**YOUR INSTRUCTIONS**
Your task is to filter the data below down to the lines holding "text".

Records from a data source
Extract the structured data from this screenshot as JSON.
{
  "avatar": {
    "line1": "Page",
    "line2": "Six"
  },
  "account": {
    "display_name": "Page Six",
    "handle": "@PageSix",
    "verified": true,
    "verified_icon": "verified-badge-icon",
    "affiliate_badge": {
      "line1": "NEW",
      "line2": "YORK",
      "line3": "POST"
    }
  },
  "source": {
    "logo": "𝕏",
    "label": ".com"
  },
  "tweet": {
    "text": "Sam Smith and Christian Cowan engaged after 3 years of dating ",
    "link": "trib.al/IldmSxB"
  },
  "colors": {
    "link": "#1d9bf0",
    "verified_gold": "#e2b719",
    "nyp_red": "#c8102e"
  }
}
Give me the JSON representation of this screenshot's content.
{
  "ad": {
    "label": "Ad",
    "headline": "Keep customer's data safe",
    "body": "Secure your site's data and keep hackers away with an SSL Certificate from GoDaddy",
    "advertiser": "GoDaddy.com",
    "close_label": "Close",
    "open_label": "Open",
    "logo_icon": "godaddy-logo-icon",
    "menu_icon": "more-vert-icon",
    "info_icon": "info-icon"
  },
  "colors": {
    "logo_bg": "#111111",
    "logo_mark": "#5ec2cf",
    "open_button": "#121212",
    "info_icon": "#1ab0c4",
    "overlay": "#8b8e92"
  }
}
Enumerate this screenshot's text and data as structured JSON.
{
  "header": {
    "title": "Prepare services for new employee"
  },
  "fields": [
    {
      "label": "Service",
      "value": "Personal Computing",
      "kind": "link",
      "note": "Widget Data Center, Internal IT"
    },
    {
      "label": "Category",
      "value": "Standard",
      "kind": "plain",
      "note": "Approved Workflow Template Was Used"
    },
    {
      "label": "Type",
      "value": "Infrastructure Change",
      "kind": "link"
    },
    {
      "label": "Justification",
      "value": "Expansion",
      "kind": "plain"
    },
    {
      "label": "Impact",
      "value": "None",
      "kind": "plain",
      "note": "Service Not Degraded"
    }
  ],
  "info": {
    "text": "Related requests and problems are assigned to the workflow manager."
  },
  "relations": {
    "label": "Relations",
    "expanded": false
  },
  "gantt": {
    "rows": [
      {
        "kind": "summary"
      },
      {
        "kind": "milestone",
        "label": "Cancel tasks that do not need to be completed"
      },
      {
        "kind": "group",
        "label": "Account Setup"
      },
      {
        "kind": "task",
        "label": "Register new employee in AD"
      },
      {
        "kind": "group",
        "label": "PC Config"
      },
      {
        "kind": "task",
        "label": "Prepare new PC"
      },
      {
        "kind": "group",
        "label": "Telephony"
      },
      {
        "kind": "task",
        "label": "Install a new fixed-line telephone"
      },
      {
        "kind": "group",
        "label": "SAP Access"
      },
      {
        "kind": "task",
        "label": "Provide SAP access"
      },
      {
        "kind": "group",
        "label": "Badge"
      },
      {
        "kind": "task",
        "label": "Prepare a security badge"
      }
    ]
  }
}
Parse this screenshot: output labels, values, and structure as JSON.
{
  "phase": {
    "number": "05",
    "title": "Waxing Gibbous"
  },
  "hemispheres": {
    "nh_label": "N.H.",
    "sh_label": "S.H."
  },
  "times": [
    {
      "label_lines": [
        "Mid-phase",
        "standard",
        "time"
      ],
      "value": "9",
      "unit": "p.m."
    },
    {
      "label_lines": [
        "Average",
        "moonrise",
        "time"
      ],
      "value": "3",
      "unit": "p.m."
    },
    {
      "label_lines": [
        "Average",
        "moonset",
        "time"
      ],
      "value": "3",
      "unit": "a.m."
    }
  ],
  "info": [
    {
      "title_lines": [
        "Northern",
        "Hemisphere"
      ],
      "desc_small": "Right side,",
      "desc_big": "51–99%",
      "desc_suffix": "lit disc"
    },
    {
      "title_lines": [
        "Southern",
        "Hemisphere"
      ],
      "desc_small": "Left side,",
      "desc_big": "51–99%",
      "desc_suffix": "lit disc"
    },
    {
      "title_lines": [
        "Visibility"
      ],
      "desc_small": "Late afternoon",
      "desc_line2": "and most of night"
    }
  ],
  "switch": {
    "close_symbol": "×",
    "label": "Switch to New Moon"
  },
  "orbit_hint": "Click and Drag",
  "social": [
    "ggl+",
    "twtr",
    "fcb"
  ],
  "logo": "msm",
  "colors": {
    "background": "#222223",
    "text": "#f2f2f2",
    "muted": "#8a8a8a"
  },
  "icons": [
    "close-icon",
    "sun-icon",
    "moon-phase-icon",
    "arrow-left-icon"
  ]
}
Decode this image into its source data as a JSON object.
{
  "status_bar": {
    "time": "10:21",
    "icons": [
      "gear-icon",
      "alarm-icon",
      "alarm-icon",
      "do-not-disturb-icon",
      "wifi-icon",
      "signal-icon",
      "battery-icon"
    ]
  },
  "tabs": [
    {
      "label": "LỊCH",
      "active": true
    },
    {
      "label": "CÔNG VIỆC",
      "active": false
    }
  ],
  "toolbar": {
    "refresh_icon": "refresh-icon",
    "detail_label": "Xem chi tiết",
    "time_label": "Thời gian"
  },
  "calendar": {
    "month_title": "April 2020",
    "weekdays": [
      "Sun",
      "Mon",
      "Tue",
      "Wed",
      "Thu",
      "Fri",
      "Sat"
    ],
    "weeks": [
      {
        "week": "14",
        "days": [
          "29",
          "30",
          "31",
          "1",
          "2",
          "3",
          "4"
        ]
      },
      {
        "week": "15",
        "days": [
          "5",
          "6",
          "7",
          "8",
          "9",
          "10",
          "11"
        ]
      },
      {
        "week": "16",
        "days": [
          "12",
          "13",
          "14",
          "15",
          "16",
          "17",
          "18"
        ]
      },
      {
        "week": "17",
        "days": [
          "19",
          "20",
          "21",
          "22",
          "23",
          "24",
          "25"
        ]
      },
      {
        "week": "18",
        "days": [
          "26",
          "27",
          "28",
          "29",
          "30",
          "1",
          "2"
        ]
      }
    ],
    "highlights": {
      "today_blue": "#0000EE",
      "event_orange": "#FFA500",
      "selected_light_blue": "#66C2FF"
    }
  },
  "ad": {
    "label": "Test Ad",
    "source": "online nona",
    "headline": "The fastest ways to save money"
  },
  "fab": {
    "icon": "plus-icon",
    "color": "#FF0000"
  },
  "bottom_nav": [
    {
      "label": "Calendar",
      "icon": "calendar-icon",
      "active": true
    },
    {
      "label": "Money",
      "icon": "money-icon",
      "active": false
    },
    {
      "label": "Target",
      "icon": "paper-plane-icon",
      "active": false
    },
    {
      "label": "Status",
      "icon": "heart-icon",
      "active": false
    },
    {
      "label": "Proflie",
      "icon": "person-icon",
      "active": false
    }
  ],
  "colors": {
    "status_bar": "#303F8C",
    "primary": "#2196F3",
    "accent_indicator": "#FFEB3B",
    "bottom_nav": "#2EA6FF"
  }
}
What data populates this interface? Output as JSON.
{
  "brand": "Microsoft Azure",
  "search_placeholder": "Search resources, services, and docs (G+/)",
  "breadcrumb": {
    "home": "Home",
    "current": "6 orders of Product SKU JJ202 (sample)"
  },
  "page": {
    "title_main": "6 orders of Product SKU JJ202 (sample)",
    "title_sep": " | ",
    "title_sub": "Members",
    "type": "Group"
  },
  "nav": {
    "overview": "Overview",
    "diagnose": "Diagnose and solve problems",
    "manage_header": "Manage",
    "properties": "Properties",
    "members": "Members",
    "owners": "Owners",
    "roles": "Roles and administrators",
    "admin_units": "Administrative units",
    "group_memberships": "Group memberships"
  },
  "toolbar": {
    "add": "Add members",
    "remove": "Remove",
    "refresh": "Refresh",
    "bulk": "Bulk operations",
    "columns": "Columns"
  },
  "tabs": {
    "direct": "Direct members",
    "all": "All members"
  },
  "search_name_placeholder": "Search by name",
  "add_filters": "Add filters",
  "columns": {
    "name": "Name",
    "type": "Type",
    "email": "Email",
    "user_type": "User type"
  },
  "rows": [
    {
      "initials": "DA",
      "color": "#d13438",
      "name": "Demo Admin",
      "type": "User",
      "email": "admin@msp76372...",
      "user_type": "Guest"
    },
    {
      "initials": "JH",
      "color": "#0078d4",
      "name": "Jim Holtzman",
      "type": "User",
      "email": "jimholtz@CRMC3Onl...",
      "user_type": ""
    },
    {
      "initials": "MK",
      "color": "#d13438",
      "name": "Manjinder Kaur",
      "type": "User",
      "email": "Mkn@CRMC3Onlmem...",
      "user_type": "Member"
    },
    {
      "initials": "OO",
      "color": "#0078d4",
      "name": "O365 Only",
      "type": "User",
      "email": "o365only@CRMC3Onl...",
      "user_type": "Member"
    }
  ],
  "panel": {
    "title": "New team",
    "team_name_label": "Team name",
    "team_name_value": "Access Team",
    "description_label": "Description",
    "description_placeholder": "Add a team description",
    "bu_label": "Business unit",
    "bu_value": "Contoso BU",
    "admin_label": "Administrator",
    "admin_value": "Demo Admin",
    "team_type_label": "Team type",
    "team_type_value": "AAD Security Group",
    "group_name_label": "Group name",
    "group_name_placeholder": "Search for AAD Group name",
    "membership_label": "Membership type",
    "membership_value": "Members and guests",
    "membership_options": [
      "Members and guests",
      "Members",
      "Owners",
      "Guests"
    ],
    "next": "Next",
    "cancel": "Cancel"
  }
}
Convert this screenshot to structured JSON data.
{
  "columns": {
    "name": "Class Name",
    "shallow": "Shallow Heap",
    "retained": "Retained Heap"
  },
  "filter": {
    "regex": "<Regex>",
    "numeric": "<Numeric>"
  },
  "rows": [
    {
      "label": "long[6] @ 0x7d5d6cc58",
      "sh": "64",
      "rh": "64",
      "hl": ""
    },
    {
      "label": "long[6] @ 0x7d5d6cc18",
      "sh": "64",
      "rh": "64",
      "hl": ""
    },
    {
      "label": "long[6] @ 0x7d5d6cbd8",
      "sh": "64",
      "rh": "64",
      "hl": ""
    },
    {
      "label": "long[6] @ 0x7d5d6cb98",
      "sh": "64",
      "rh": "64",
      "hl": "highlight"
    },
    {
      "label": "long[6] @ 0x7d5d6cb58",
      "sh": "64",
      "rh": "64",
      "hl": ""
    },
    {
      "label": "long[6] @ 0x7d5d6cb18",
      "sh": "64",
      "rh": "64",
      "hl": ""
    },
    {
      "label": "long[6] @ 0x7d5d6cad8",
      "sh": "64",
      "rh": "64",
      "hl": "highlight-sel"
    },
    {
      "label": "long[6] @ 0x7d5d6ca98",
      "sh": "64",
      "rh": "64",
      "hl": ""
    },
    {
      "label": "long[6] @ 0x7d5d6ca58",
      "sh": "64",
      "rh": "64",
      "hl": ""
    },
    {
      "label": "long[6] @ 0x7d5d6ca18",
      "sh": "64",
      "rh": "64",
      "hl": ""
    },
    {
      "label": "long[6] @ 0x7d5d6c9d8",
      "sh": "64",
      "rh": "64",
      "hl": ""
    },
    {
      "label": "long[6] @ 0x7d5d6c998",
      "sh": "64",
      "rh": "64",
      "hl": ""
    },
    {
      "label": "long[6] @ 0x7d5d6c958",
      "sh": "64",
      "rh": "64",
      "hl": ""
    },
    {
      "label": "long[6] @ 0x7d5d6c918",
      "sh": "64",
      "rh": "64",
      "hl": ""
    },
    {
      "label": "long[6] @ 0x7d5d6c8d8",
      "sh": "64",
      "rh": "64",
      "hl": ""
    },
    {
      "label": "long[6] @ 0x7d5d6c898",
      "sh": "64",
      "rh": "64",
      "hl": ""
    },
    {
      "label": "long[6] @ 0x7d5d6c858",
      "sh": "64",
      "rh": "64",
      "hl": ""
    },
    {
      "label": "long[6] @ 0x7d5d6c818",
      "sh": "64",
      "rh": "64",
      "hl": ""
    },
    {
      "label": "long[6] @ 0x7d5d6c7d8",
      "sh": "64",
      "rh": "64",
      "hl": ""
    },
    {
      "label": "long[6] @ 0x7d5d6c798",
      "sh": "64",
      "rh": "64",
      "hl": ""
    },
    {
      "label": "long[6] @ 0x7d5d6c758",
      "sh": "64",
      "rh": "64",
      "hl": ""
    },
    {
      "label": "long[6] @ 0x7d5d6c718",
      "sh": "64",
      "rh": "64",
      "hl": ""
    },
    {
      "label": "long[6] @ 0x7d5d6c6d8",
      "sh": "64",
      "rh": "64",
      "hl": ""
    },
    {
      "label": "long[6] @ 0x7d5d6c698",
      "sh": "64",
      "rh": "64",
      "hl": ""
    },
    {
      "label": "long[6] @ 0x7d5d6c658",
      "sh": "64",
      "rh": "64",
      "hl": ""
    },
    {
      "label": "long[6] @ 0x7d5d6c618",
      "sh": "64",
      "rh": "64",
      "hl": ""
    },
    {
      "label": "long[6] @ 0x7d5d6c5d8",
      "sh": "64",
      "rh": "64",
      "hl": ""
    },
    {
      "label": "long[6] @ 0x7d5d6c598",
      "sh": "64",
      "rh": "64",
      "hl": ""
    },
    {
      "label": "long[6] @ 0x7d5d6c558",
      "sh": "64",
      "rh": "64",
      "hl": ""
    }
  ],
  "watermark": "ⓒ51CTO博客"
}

**RESPONSE**
    "text": "Sam Smith and Christian Cowan engaged after 3 years of dating ",
Enumerate this screenshot's text and data as structured JSON.
    "text": "Related requests and problems are assigned to the workflow manager."
    "text": "#f2f2f2",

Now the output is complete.